You may have been sipping your coffee earlier today and thought, “Did I just hear thunder?”
You’re not alone. Jersey Shore Hurricane News contributors reported thunder and lighting throughout Monmouth, Middlesex, Essex, and Bergen counties beginning around 8:45 a.m.
“Bolt of lightening, thunder, and pea sized hail a little while ago in Asbury Park,” wrote Sheila Barry. Shaun Malanaphy wrote that he was awakened in Monroe by “one of the loudest rolling thunder claps” he has ever heard. “We have had it all in Manalapan this morning. Rain, freezing rain, snow, and thunder!” wrote Peggy Eastmond Le Compte.
On Facebook, the National Weather Service office in New York, NY commented on the “amazing dynamics in the atmosphere this morning.”

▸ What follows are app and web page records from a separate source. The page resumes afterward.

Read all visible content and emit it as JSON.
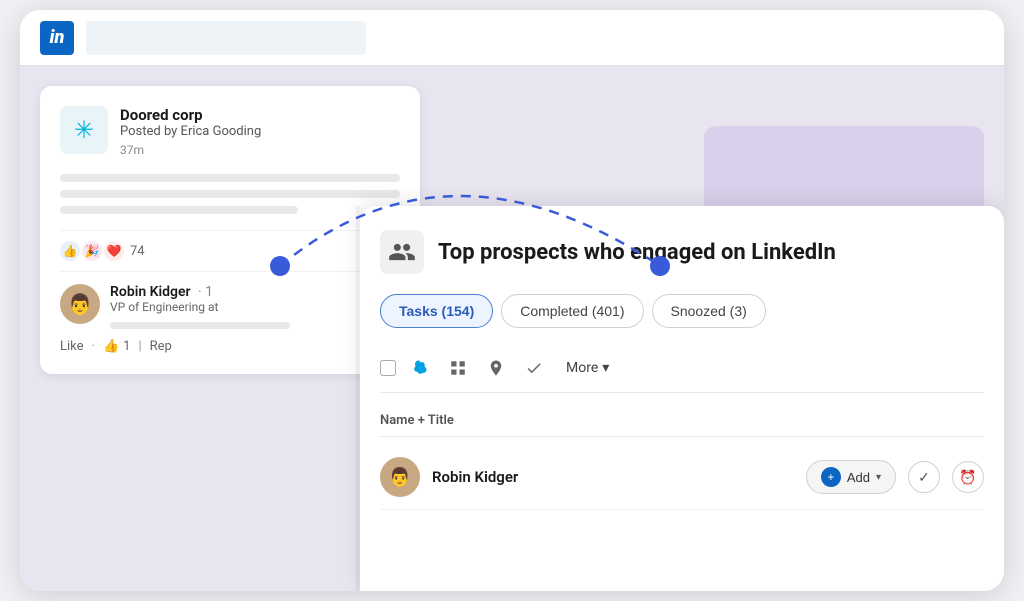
{
  "linkedin": {
    "logo_text": "in",
    "bar_bg": "#ffffff"
  },
  "post": {
    "company_name": "Doored corp",
    "posted_by": "Posted by Erica Gooding",
    "time_ago": "37m",
    "company_icon": "✳",
    "reaction_count": "74",
    "commenter_name": "Robin Kidger",
    "commenter_title": "VP of Engineering at",
    "like_label": "Like",
    "like_count": "1",
    "reply_label": "Rep"
  },
  "prospects": {
    "panel_title": "Top prospects who engaged on LinkedIn",
    "panel_icon": "👥",
    "tabs": [
      {
        "label": "Tasks (154)",
        "active": true
      },
      {
        "label": "Completed (401)",
        "active": false
      },
      {
        "label": "Snoozed (3)",
        "active": false
      }
    ],
    "toolbar": {
      "more_label": "More",
      "more_chevron": "▾"
    },
    "table_header": {
      "name_title_col": "Name + Title"
    },
    "prospects": [
      {
        "name": "Robin Kidger",
        "add_label": "Add",
        "avatar_emoji": "👨"
      }
    ]
  }
}
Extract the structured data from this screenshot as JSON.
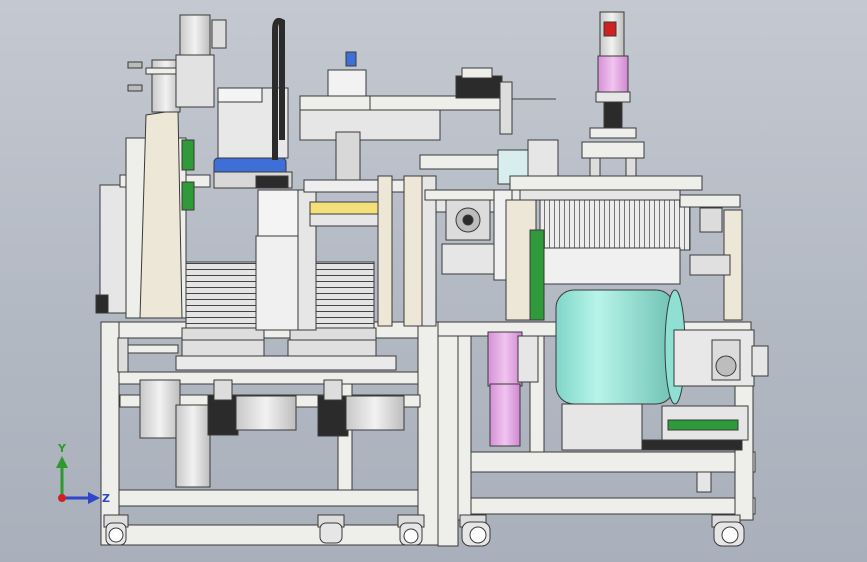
{
  "triad": {
    "y_label": "Y",
    "z_label": "Z",
    "colors": {
      "y": "#2e9a2e",
      "z": "#2f46c8",
      "x": "#d02020"
    }
  },
  "palette": {
    "frame": "#eeeeea",
    "frame_edge": "#3a3a3a",
    "motor": "#dadada",
    "pink": "#e2a8e2",
    "cyan": "#9ee8dc",
    "blue": "#3d6fd6",
    "dark": "#2b2b2b",
    "green": "#2f9a3a",
    "tan": "#ede7d8"
  }
}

Radar confirmed thunderstorms, but thundersnow? What’s that?
Thundersnow, also known as a winter thunderstorm or a thunder snowstorm, is an unusual kind of thunderstorm with snow falling as the primary precipitation instead of rain. It typically falls in regions of strong upward motion within the cold sector of an extratropical cyclone. Thermodynamically, it is not different from any other type of thunderstorms but the top of the cumulonimbus is usually quite low. As well as snow, graupel or hail falls.
One unique aspect of thundersnow is that the snowfall acts as an acoustic suppressor of the thunder. The thunder from a typical thunderstorm can be heard many miles away, while the thunder from thundersnow can usually only be heard within a two to three mile radius from the lightning. In the United States, March is the peak month of formation, and on average, only 6.3 events are reported per year.
So there you have it. Cross it off your bucket list.